▸ **PROBLEM TO SOLVE**: Every line that holds the word "name" needs to be copied from the data below.

▸ **SUPPLIED MATERIAL**:

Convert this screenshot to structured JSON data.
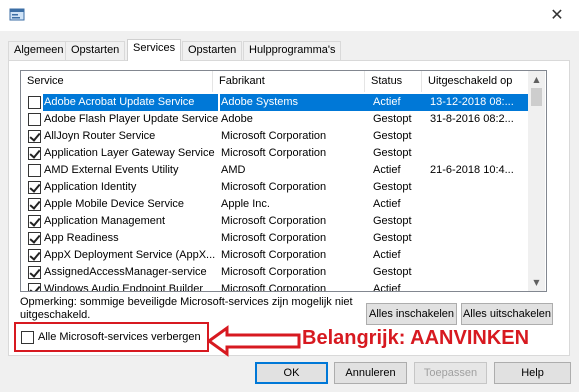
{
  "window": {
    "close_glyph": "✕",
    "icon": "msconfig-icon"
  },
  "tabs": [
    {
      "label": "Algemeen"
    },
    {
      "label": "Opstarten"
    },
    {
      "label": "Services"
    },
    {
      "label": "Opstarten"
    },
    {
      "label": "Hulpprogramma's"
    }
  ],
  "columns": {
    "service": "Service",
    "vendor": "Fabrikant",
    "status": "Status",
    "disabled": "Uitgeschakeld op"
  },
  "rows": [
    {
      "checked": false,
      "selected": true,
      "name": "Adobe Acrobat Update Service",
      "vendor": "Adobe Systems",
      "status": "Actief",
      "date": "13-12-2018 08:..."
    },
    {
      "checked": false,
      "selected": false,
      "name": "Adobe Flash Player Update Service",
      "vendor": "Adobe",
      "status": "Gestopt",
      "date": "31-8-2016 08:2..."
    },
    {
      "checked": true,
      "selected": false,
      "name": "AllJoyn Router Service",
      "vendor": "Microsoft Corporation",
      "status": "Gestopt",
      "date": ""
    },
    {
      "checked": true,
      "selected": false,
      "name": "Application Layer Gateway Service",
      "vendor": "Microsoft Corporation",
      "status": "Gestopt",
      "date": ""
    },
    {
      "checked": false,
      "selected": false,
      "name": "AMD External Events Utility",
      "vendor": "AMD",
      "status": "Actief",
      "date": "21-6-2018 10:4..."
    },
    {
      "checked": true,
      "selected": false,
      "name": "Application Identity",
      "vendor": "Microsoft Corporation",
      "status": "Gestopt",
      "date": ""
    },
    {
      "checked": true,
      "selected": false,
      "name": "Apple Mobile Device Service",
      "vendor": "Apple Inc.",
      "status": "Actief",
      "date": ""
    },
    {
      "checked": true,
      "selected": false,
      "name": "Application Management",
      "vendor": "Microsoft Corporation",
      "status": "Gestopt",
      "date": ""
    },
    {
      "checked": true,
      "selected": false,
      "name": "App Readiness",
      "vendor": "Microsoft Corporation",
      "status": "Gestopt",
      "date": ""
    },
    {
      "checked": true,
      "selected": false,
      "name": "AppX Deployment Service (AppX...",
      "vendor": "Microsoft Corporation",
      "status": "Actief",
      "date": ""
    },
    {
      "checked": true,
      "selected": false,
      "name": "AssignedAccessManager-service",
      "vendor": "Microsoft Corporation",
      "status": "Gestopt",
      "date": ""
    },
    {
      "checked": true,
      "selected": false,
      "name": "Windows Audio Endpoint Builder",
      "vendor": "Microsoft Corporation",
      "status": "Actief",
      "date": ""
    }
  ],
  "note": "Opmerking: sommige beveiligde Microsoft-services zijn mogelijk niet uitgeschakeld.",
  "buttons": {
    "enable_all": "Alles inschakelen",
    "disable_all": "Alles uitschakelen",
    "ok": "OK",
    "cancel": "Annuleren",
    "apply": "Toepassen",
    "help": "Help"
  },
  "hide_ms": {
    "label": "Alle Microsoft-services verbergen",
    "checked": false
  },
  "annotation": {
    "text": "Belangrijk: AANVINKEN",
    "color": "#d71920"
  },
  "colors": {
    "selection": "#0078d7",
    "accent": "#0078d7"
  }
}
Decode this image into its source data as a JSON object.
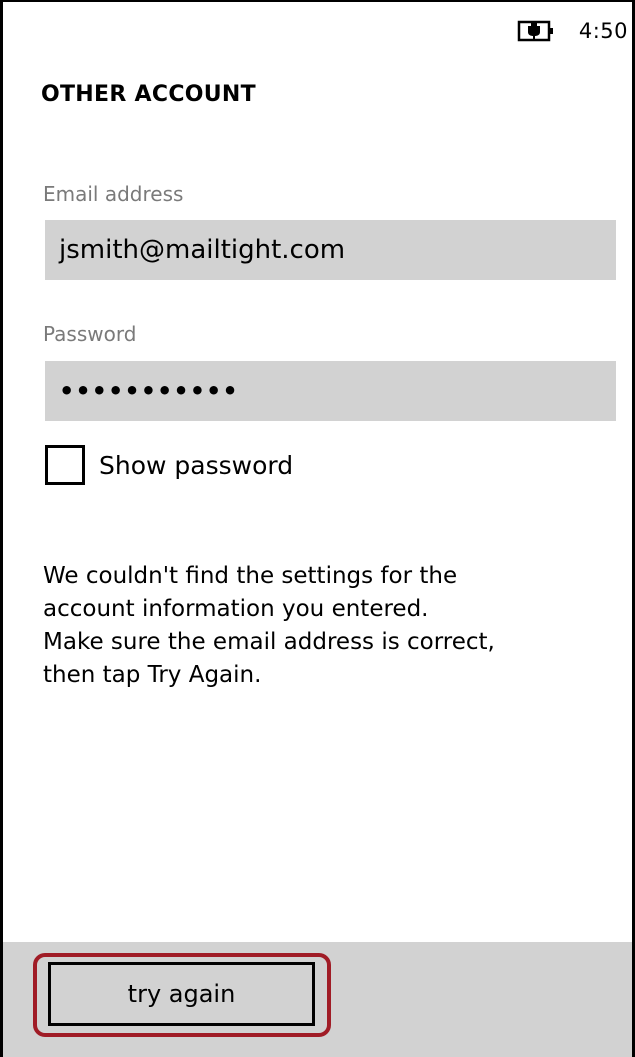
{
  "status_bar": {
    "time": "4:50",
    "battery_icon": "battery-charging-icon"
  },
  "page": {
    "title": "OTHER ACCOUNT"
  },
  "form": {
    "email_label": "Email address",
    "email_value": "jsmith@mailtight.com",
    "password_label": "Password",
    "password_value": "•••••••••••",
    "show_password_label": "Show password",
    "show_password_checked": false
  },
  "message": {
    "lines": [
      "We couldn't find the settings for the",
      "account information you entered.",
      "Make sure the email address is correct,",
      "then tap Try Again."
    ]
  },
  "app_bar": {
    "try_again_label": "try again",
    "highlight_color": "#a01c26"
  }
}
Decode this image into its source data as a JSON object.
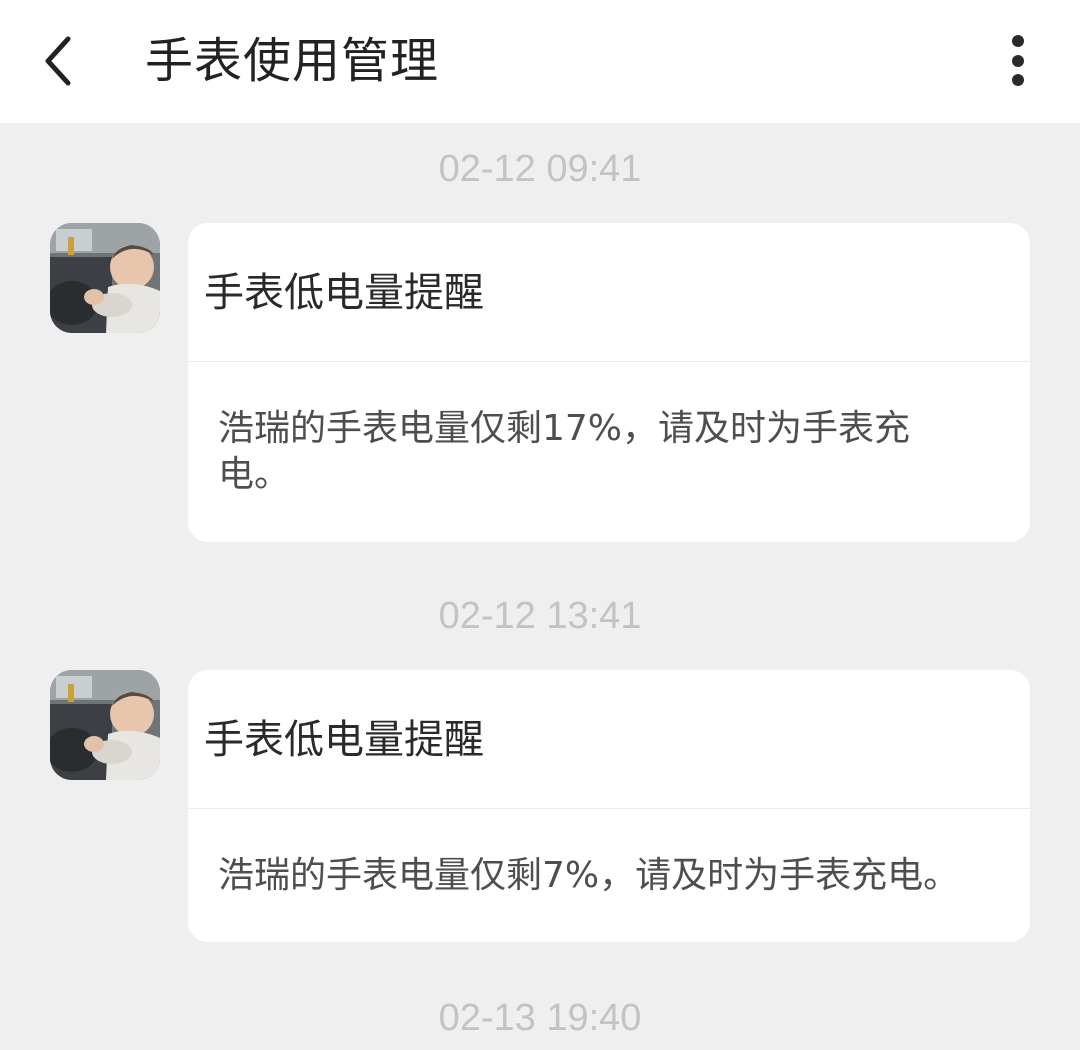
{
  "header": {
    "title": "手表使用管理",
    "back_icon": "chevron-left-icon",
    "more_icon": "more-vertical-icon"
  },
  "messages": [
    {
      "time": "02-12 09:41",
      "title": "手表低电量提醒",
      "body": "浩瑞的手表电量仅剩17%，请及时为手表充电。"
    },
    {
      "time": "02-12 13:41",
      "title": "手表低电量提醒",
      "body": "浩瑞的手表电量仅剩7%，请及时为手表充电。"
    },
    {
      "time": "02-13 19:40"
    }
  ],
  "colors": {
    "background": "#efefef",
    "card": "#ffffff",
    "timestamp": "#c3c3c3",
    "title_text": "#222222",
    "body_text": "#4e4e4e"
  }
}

▸ **THE COMPLETED TASK**:
      "name": "Adobe Acrobat Update Service",
      "name": "Adobe Flash Player Update Service",
      "name": "AllJoyn Router Service",
      "name": "Application Layer Gateway Service",
      "name": "AMD External Events Utility",
      "name": "Application Identity",
      "name": "Apple Mobile Device Service",
      "name": "Application Management",
      "name": "App Readiness",
      "name": "AppX Deployment Service (AppX...",
      "name": "AssignedAccessManager-service",
      "name": "Windows Audio Endpoint Builder",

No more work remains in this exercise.